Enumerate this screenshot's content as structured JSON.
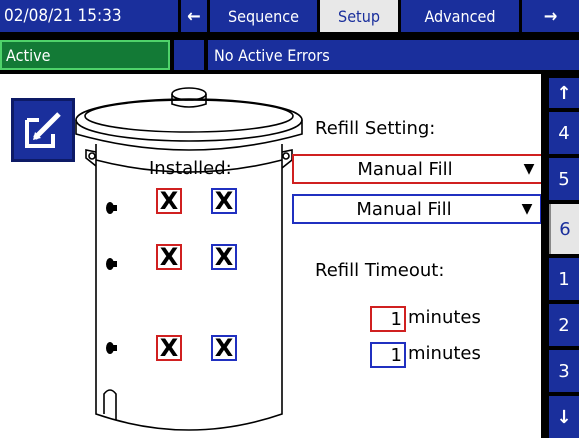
{
  "header": {
    "datetime": "02/08/21 15:33",
    "left_arrow": "←",
    "right_arrow": "→",
    "tabs": [
      {
        "label": "Sequence"
      },
      {
        "label": "Setup"
      },
      {
        "label": "Advanced"
      }
    ]
  },
  "status": {
    "state": "Active",
    "errors": "No Active Errors"
  },
  "sidebar": {
    "up_arrow": "↑",
    "down_arrow": "↓",
    "pages": [
      "4",
      "5",
      "6",
      "1",
      "2",
      "3"
    ],
    "selected": "6"
  },
  "main": {
    "installed_label": "Installed:",
    "refill_setting_label": "Refill Setting:",
    "refill_setting_red": "Manual Fill",
    "refill_setting_blue": "Manual Fill",
    "refill_timeout_label": "Refill Timeout:",
    "timeout_red_value": "1",
    "timeout_blue_value": "1",
    "timeout_unit": "minutes",
    "check_mark": "X"
  },
  "colors": {
    "nav_blue": "#1a2f9c",
    "active_green": "#137a36",
    "red": "#d02020",
    "blue": "#2030c0"
  }
}
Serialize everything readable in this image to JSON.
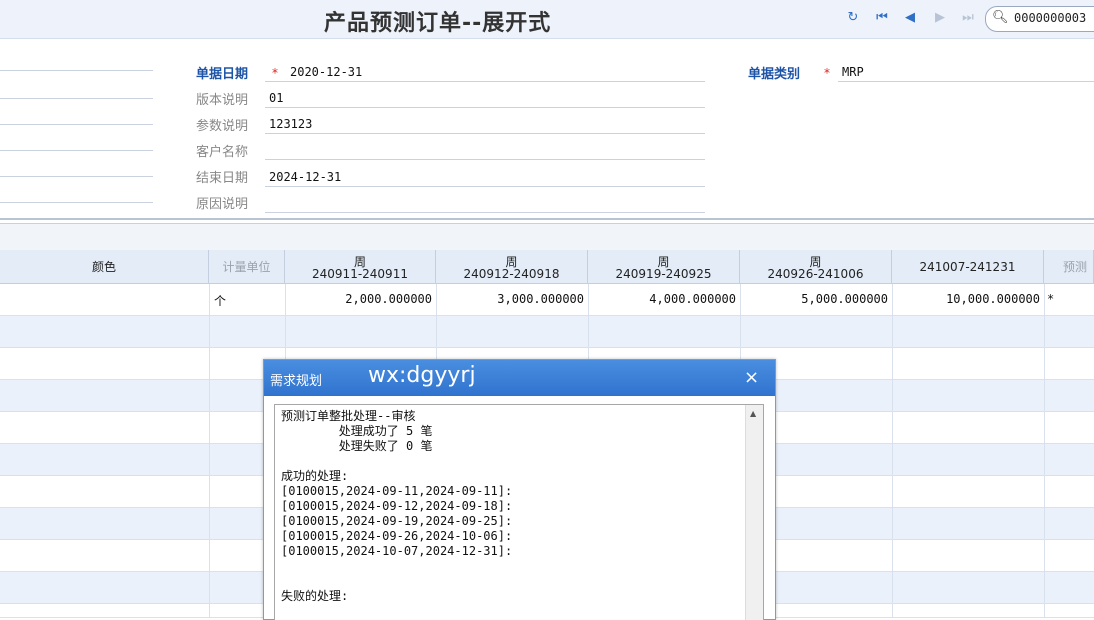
{
  "window": {
    "title": "产品预测订单--展开式"
  },
  "toolbar": {
    "refresh_icon": "refresh-icon",
    "first_icon": "first-page-icon",
    "prev_icon": "prev-page-icon",
    "next_icon": "next-page-icon",
    "last_icon": "last-page-icon",
    "search_value": "0000000003"
  },
  "form": {
    "doc_date": {
      "label": "单据日期",
      "value": "2020-12-31"
    },
    "doc_type": {
      "label": "单据类别",
      "value": "MRP"
    },
    "version": {
      "label": "版本说明",
      "value": "01"
    },
    "param": {
      "label": "参数说明",
      "value": "123123"
    },
    "customer": {
      "label": "客户名称",
      "value": ""
    },
    "end_date": {
      "label": "结束日期",
      "value": "2024-12-31"
    },
    "reason": {
      "label": "原因说明",
      "value": ""
    },
    "required_mark": "*"
  },
  "grid": {
    "headers": [
      {
        "l1": "颜色",
        "l2": ""
      },
      {
        "l1": "计量单位",
        "l2": ""
      },
      {
        "l1": "周",
        "l2": "240911-240911"
      },
      {
        "l1": "周",
        "l2": "240912-240918"
      },
      {
        "l1": "周",
        "l2": "240919-240925"
      },
      {
        "l1": "周",
        "l2": "240926-241006"
      },
      {
        "l1": "241007-241231",
        "l2": ""
      },
      {
        "l1": "预测",
        "l2": ""
      }
    ],
    "row1": {
      "unit": "个",
      "values": [
        "2,000.000000",
        "3,000.000000",
        "4,000.000000",
        "5,000.000000",
        "10,000.000000"
      ],
      "extra": "*"
    }
  },
  "dialog": {
    "title": "需求规划",
    "watermark": "wx:dgyyrj",
    "close": "×",
    "message": "预测订单整批处理--审核\n        处理成功了 5 笔\n        处理失败了 0 笔\n\n成功的处理:\n[0100015,2024-09-11,2024-09-11]:\n[0100015,2024-09-12,2024-09-18]:\n[0100015,2024-09-19,2024-09-25]:\n[0100015,2024-09-26,2024-10-06]:\n[0100015,2024-10-07,2024-12-31]:\n\n\n失败的处理:"
  }
}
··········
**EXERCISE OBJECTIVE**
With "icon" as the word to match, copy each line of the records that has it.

**SOLUTION FOR THIS TASK**
    "refresh_icon": "refresh-icon",
    "first_icon": "first-page-icon",
    "prev_icon": "prev-page-icon",
    "next_icon": "next-page-icon",
    "last_icon": "last-page-icon",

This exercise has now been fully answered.